We also had a lot less happen this year than we expected - we were convinced that we would be pregnant this year, that using a surrogate would be the cure for our infertility.

2014 was also a good year.  We traveled a lot this year.  We went to South Carolina with Mark's family, had a great weekend in San Francisco and Sonoma, saw the Taj Mahal and experienced New Delhi, and had an amazing trip to Europe (6 cities, 4 countries, 11 days).  Mark had a fantastic year with work.  I finally started working on landscaping.  We finally started to finish our downstairs.  I got a few great bonus weekends with my family this year with my sister getting married.

What will 2015 hold for us?  No one really knows.  I have decided that whatever it holds, I am going to work on being good to myself this year.

Now that does not (just) mean endless shoes, purses, champagne and mani-pedis.  That means that I am going to also work on doing things that are good FOR myself.

I turn 40 this year and I really need to start taking better and more consistently better care of myself.

I have done some good things over the years - 1-1-15 marks the 10 year anniversary of me quitting smoking, I don't eat very much fast food anymore (I slip every now and again and get a weird once-yearly Big Mac craving) and eat more (still not enough) fruits and vegetables.  I eat less processed and more fresh food.  The binge drinking has (except for vacation and halloween) pretty much fallen off - I do still like my red wine with dinner though.  I also have significantly cut back on my caffeine and only have two cups of coffee per day (I am NEVER giving up coffee completely - the world is a safer place when I have my coffee).

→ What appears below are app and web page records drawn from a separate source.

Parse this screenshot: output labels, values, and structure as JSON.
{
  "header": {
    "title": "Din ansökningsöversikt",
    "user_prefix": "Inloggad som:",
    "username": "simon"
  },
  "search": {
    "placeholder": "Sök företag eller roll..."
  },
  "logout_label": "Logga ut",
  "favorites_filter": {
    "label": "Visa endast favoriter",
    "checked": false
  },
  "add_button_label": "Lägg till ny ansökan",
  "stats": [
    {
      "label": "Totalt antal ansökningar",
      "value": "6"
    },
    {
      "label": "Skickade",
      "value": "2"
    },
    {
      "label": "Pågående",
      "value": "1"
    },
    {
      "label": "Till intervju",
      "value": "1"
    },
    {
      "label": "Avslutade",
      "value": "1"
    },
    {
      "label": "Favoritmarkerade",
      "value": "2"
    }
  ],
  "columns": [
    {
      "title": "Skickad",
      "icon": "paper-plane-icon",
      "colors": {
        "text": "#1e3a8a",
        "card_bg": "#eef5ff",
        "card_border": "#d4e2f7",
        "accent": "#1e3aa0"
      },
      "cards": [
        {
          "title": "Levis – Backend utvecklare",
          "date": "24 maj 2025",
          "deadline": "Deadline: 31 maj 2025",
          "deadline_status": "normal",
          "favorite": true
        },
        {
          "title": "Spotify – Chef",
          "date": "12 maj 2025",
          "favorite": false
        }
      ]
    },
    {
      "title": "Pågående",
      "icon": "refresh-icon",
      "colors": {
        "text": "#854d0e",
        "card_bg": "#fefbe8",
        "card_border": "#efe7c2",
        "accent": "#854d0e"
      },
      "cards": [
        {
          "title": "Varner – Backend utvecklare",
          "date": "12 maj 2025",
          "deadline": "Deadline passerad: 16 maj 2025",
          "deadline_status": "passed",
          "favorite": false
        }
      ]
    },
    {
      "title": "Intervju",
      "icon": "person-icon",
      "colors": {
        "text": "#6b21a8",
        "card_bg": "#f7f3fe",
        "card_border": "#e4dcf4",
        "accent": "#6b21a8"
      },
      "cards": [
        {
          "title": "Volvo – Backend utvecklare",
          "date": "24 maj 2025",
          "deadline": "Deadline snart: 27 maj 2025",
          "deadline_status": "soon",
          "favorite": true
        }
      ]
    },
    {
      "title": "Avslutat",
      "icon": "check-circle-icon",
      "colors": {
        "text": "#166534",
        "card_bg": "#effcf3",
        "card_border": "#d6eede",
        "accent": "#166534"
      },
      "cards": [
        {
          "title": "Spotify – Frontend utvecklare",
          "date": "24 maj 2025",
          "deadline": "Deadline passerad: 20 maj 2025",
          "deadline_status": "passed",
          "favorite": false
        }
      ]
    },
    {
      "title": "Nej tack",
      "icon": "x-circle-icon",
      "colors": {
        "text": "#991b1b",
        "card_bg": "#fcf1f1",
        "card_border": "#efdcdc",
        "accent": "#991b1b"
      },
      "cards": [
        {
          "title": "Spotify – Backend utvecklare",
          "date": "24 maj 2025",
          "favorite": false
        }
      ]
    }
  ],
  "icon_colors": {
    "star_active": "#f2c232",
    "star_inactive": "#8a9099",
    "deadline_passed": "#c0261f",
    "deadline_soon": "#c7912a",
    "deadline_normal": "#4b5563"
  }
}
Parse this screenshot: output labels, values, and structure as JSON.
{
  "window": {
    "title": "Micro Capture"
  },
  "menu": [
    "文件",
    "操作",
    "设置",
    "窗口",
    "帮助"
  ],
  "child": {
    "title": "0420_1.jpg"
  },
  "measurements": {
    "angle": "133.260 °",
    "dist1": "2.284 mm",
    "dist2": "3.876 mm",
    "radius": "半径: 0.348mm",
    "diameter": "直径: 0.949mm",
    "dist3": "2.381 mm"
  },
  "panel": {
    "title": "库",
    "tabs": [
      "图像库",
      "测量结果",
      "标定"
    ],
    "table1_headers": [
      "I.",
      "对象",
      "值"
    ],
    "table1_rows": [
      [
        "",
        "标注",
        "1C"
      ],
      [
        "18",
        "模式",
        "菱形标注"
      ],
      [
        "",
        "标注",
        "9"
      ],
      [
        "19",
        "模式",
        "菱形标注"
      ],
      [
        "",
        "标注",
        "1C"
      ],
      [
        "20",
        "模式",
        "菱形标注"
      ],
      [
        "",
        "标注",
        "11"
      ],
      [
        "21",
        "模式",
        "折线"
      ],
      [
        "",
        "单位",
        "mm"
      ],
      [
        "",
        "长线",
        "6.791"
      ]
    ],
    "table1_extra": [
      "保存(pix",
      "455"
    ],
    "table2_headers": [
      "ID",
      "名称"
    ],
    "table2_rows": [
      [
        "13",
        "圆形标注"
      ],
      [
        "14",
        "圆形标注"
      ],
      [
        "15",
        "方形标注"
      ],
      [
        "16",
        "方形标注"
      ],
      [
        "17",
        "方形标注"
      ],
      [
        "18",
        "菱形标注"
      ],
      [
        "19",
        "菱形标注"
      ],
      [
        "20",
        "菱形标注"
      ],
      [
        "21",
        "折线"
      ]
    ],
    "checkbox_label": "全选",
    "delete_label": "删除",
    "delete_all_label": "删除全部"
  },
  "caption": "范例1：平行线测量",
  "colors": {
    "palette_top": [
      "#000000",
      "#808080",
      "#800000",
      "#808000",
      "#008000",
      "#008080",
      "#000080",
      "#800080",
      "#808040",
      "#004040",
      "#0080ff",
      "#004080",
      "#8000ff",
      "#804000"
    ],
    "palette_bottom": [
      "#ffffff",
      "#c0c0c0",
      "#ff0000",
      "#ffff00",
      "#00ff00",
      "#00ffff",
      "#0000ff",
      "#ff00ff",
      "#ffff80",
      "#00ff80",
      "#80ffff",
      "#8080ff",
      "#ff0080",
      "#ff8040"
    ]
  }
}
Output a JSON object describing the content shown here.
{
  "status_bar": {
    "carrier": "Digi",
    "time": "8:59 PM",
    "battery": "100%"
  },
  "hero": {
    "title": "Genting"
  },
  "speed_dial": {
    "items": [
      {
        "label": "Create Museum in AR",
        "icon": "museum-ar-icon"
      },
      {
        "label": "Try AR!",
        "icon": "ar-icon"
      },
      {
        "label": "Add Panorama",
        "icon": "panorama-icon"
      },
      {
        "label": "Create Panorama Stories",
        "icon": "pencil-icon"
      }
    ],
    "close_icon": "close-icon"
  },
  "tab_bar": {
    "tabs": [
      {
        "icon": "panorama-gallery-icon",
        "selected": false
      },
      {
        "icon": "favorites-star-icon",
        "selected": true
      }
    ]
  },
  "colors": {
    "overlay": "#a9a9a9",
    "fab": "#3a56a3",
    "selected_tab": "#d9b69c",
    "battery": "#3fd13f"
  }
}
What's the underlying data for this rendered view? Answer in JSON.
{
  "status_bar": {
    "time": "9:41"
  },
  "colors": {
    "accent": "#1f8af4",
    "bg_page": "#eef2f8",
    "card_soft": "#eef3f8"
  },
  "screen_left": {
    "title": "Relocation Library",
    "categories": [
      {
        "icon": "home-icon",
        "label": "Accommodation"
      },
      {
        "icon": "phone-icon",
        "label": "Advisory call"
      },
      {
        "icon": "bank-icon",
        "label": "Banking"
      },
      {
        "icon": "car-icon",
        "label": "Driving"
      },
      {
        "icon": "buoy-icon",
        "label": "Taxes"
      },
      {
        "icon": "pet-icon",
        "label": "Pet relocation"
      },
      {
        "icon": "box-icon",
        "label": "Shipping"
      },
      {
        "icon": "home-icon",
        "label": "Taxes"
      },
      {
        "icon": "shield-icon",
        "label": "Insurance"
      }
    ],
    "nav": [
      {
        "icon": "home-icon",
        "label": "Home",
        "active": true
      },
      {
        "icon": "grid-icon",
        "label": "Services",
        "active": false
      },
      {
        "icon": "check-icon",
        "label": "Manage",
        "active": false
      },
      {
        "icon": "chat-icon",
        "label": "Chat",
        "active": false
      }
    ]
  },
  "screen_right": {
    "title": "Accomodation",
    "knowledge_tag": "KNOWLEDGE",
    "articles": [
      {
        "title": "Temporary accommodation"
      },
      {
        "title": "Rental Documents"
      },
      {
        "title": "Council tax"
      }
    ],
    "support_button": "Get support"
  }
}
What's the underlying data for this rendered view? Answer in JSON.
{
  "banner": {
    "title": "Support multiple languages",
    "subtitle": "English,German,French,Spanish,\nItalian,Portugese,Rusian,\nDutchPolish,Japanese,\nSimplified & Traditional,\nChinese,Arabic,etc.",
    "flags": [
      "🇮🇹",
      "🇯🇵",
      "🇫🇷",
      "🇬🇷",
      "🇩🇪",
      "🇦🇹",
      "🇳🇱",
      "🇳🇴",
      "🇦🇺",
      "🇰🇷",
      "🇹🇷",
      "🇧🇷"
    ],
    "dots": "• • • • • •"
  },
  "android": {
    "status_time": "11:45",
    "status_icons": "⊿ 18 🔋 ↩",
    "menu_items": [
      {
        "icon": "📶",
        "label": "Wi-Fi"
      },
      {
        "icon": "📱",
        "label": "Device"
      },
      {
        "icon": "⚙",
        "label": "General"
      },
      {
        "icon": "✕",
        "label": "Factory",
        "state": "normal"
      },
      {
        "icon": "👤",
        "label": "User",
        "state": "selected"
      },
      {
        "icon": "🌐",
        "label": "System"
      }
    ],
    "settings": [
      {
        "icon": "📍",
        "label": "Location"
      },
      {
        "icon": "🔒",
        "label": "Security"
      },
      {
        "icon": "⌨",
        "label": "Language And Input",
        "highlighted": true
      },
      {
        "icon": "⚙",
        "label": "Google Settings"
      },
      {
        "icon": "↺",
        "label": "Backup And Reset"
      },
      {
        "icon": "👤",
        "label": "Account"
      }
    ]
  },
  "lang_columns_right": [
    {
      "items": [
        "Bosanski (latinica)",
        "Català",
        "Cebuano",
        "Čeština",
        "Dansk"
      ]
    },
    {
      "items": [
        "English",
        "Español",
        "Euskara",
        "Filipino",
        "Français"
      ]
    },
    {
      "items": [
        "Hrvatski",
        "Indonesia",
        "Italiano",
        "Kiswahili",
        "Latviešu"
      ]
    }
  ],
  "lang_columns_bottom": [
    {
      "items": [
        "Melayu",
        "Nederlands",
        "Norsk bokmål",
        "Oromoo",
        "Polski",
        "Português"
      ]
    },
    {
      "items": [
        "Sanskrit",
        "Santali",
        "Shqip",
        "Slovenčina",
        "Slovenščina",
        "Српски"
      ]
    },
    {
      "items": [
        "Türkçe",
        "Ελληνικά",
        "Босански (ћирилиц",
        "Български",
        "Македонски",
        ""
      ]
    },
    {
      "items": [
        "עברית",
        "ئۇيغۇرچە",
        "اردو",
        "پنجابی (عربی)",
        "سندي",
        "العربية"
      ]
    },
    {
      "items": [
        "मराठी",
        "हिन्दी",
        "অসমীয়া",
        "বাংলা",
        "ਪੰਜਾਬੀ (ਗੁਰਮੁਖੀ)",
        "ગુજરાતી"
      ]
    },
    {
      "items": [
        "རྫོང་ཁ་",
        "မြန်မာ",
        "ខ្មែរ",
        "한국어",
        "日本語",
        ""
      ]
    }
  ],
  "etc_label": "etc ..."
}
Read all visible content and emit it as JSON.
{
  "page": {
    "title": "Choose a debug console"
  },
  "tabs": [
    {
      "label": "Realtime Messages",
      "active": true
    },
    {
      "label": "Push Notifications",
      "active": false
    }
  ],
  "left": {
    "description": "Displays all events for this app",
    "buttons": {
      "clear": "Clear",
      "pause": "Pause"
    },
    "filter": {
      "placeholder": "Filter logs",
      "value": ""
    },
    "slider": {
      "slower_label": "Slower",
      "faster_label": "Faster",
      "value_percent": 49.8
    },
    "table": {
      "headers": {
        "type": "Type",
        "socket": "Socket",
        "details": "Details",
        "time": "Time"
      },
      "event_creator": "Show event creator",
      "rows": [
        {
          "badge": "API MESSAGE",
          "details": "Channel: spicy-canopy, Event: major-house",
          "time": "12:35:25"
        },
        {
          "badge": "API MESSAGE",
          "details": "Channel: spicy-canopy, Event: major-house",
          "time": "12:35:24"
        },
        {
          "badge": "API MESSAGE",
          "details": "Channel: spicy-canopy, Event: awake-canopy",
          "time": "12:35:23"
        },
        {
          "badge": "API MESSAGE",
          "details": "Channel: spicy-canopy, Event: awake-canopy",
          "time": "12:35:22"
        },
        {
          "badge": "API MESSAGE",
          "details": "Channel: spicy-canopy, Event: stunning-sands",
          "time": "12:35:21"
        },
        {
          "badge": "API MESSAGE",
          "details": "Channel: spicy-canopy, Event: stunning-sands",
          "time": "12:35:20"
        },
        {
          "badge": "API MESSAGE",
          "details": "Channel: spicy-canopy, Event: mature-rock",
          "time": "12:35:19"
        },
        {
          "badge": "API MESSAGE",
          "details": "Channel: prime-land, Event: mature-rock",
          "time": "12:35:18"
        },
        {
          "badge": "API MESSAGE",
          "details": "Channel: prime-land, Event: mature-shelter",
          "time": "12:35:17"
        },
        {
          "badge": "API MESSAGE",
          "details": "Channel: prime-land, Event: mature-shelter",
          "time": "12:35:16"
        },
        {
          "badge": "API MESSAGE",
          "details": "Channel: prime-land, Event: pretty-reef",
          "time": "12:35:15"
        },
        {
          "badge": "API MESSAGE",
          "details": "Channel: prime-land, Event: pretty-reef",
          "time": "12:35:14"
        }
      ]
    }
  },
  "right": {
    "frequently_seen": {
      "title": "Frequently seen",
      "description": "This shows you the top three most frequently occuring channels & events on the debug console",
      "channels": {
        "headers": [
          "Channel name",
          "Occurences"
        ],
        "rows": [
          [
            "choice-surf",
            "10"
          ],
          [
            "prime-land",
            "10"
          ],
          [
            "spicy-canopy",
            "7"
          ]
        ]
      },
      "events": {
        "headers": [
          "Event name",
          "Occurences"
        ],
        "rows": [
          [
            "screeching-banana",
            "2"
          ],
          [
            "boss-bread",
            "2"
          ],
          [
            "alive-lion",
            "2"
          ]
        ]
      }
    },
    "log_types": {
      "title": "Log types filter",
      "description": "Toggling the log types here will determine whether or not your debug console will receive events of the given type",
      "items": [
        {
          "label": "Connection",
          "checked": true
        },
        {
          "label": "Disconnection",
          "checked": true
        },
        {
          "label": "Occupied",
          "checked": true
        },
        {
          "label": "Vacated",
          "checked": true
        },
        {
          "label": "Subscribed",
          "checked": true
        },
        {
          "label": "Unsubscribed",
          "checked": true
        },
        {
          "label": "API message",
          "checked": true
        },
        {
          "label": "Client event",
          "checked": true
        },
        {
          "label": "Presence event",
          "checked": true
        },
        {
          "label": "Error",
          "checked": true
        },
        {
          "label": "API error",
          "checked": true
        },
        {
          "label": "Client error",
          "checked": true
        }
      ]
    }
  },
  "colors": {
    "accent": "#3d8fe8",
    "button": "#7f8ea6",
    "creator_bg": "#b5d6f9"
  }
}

I could do a lot more though.  I rarely exercise, I don't always remember my vitamins, my diet isn't as healthy as it could be, and (this one hurts to admit) I don't always react to stress as well as I could.

Now I am not making any crazy resolutions.  I just decided that I will slowly start making some changes so that hopefully this time they stick.

I would say to wish me luck, but luck has nothing to do with it.  Encourage me, scold me when I need it, and sometimes just be a sympathetic ear.  That's what I really need.

Here's to a happy (and more healthy) 2015....